▸ **Task**: Among the lines below, some may hold the word "Think"; state how many do, giving only the number.

(Information given begins)

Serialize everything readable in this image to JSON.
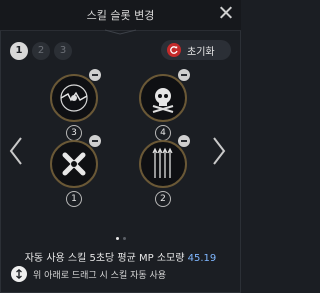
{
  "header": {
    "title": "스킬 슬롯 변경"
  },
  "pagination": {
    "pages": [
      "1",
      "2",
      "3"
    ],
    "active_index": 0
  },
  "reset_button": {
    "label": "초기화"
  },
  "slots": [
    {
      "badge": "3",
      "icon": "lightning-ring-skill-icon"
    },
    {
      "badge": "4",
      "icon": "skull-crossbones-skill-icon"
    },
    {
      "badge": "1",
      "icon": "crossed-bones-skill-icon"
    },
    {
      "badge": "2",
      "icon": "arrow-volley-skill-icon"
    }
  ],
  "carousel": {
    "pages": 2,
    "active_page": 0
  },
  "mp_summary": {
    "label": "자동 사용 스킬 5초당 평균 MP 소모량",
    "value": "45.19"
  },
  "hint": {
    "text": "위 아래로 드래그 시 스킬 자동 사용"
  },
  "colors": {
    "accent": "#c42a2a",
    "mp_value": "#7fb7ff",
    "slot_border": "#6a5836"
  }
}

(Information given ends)
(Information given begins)

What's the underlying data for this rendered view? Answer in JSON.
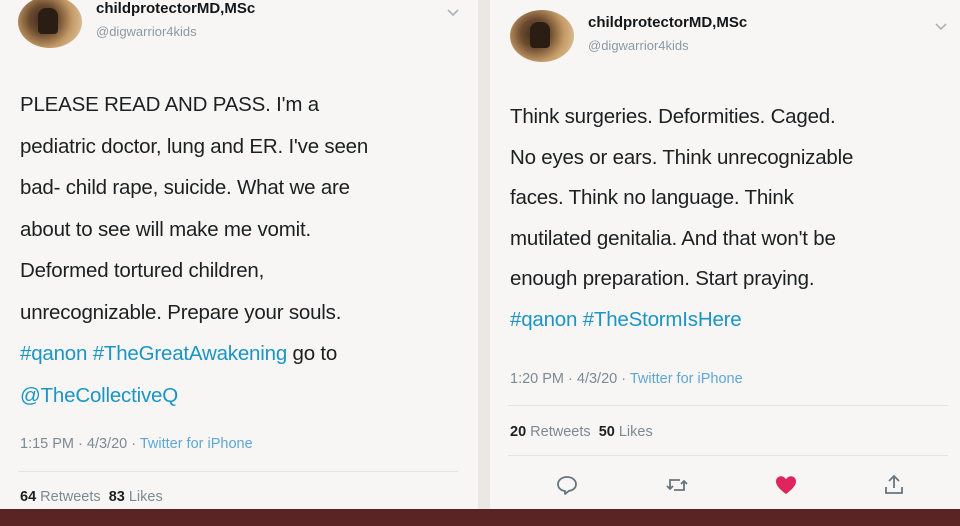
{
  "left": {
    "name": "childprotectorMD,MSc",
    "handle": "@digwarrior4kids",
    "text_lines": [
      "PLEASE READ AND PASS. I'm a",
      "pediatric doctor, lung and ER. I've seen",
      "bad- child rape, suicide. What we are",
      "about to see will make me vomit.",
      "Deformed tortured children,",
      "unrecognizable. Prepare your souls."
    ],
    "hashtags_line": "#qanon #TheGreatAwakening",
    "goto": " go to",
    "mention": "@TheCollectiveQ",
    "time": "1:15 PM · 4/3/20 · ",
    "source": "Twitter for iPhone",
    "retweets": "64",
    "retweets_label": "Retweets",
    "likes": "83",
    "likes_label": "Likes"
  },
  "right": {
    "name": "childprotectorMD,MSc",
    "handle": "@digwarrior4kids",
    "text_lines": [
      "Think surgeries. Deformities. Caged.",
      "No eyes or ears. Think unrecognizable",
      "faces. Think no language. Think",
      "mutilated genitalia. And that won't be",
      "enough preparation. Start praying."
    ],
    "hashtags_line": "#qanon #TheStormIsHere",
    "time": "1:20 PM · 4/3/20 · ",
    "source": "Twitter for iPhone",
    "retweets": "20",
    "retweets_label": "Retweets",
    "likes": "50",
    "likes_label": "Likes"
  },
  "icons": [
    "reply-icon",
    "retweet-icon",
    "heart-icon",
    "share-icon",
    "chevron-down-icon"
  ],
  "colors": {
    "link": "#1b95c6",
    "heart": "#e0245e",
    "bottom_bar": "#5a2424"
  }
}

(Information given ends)

▸ **Answer below**: 3